The Taku Riverthat flows into the inlet of the same name sustains a run of salmon. Charles Brown came there in 1882 to salt fish, financed by his partner Peter Eussard, the discoverer of the Treadwell Paris mine. We learn from Brown’s 1884 mortgage that the saltery consisted of houses, sheds, fish tanks and fishing boats. When Brown died in 1889, his estate included the Taku Fisheries, with cabin, smokehouse and shed and three old boats, two fishing nets and some barrels of salmon backs and heads. This is the last mention of Taku Fisheries.

Perhaps Gilbert, Stephens, and Murray used the site in 1891 when the Juneaupaper reported they were ready to ship several tons of dry and salted salmon from the inlet. The next men, Billy Layton and A. Hipe, salted only 15 barrels of salmon bellies in 1894. The following year, J. P. Whitney, the resident manager of Polar Fish and Trading Company, a New York concern, started a saltery, but no more was found about it.

As we can see these were short-lived. Marketing may have been a problem, and shipping expensive.

The next operation lasted longer undoubtedly because it was financed by a company with established markets and access to more fishing gear, Quadra Packing Company with Peter Buschman operated a cannery at Boca de Quadra. It chose Brown’s site at Taku Point near the head of the inlet to establish its saltery in 1898. By 1900 it had a large force of men with gear from Petersburgwhere another cannery had just been constructed. Only red king salmon were salted, and if the kings were white only the bellies were used. A New York City Jewish market had developed. The salt was soaked from the fish, it was smoked, then made into lox.   With two canneries to manage, Buschmann ceased salting at the end of 1901. This was the last operation that solely salted salmon from the Taku River. For a number of years the Taku Harbor cannery salted and mild cured the Inlet’s fish at that facility.

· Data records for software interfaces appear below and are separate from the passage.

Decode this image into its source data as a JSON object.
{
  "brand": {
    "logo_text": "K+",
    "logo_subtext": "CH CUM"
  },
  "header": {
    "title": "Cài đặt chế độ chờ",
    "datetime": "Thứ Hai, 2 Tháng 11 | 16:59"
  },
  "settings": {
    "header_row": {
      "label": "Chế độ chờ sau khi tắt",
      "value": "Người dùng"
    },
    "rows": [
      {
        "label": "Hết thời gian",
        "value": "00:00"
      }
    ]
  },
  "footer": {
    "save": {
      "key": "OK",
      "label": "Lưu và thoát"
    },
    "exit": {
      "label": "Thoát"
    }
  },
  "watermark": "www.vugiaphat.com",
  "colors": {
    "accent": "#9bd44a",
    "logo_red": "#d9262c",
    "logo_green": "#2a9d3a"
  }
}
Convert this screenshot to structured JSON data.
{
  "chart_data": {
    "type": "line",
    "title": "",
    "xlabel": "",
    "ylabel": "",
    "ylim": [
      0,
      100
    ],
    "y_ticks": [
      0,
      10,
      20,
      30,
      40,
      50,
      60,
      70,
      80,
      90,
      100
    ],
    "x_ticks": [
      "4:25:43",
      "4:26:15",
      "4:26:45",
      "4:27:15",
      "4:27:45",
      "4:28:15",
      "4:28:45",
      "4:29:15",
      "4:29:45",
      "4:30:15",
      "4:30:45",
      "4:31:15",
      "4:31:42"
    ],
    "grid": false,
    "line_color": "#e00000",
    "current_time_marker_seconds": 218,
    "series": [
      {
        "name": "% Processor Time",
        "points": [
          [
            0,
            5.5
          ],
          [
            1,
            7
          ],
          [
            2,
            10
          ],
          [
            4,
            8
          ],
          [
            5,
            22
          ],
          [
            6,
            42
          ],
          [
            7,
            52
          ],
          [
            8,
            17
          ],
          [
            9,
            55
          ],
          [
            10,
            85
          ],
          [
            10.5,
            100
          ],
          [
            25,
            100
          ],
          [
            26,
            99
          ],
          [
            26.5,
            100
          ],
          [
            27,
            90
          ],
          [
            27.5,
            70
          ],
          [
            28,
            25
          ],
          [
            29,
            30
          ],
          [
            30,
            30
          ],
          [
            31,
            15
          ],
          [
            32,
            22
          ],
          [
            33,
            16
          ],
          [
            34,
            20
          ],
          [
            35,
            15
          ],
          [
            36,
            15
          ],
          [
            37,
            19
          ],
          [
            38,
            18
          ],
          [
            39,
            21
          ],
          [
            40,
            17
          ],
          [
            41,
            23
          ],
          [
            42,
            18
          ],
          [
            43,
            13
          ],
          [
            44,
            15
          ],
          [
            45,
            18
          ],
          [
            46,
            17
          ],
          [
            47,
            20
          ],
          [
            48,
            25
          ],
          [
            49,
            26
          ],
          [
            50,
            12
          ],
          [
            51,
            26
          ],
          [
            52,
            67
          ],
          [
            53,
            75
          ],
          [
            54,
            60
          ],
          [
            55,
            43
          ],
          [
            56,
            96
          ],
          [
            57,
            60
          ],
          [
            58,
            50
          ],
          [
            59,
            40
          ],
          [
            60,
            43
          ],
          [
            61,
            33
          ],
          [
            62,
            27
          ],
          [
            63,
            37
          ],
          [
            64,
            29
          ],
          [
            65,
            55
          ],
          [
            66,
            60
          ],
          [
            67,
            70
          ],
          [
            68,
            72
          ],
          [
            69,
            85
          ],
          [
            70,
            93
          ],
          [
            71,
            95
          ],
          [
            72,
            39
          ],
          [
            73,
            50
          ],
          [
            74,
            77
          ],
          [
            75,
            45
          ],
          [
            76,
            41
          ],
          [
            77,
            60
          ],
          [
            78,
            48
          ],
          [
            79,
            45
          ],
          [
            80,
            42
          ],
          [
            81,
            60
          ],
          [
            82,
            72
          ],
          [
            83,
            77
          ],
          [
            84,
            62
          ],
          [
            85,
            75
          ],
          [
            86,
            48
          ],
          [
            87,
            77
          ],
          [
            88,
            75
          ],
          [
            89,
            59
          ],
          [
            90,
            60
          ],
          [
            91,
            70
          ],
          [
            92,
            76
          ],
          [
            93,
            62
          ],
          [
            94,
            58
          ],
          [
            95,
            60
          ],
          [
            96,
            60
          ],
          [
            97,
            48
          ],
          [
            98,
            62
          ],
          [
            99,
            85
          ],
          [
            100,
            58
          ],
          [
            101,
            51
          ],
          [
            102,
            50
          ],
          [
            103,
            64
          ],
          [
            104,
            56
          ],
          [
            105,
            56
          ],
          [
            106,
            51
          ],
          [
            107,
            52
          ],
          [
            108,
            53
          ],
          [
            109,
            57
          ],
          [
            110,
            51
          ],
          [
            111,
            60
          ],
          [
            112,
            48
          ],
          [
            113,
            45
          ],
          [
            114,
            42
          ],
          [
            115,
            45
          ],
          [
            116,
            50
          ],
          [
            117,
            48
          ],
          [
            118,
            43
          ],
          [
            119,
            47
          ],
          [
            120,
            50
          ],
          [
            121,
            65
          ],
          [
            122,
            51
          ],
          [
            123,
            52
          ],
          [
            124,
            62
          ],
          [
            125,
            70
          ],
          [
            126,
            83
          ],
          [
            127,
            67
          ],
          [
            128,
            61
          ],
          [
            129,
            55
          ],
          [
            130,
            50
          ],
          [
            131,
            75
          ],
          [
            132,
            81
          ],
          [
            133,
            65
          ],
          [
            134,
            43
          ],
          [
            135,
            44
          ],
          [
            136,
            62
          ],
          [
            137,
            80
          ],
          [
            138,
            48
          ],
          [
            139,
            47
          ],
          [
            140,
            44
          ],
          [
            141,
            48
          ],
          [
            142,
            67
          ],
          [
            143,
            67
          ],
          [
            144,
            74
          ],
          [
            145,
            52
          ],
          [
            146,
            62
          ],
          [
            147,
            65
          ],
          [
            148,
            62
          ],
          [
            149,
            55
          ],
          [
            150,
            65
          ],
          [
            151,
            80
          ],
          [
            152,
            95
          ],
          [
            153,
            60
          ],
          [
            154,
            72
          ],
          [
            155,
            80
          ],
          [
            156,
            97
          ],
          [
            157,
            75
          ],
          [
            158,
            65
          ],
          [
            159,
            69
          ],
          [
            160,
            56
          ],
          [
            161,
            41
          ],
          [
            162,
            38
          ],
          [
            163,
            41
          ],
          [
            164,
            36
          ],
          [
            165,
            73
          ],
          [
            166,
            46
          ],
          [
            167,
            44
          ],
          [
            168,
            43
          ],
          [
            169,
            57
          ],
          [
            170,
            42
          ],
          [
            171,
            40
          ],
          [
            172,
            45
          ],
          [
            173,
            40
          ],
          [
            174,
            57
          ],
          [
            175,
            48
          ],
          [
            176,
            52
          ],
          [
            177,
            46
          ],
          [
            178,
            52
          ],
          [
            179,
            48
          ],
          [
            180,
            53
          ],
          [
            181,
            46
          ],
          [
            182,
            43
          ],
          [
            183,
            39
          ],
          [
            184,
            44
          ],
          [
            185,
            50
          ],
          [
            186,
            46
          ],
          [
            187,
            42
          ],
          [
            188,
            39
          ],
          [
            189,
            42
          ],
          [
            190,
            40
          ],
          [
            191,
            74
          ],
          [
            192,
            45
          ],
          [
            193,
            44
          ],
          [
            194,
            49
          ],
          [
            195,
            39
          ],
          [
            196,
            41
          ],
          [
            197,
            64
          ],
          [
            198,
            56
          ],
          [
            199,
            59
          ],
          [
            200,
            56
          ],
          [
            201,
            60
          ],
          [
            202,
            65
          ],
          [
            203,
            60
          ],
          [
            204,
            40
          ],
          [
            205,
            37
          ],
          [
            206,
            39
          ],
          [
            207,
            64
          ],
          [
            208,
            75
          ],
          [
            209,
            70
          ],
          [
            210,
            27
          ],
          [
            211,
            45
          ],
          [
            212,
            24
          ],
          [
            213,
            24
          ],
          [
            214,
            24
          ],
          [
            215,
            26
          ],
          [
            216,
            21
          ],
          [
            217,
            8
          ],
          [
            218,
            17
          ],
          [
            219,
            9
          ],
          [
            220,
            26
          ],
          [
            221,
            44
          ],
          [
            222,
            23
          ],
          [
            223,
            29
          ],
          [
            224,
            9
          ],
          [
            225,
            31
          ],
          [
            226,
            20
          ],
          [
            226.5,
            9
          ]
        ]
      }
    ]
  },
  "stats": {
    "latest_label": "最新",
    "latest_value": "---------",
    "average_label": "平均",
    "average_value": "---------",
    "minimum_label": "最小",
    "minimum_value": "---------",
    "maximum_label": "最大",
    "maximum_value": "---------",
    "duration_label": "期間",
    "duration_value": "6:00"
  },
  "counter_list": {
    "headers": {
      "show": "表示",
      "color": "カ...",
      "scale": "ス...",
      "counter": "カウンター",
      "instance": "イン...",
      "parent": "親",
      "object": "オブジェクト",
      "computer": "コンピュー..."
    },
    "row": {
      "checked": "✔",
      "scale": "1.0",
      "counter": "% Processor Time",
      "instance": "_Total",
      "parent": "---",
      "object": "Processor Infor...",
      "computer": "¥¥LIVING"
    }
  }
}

Ron and Nan Schonenbach asked me about Taku Point that they currently own. Bob DeArmond told Ron that J. L. Carlson acquired the site from Buschmann and had the site surveyed in 1902 but did not have it patented. This survey shows the salt house location. The Schoenenbachs located rusting pipes coming from the water source. Carlson had a cannery at Sunny Bayin Taku Inlet and sold it to Pacific Packing and Navigation Company in 1901. After a bankruptcy, Northwestern Fisheries obtained much of the company’s assets including Carlson’s Taku Packing cannery.

The Taku Point site is not listed among these assets. Northwestern Fisheries needed legal title if it wanted to use the Taku Point site.  Part of an 1898 federal law allowed the acquisition of title thought soldiers’ additional homestead rights. This script was used for the most part by the cannery people, who failed or were hampered under the act of 1891 to obtain title to Alaskan land upon which the cannery or saltery was built.

I suspect that Northwestern Fisheries management had James Sackett or his estate apply for the site as a solders’ additional homestead. Ron tells me the federal patent was issued on January 13, 1908 with Northwestern Fisheries Company as the assignee of Sackett’s minor orphan children. 

How long did the company use this site for temporary fishing crews’ quarters, storage of boats and gear? It is on my list of things to research!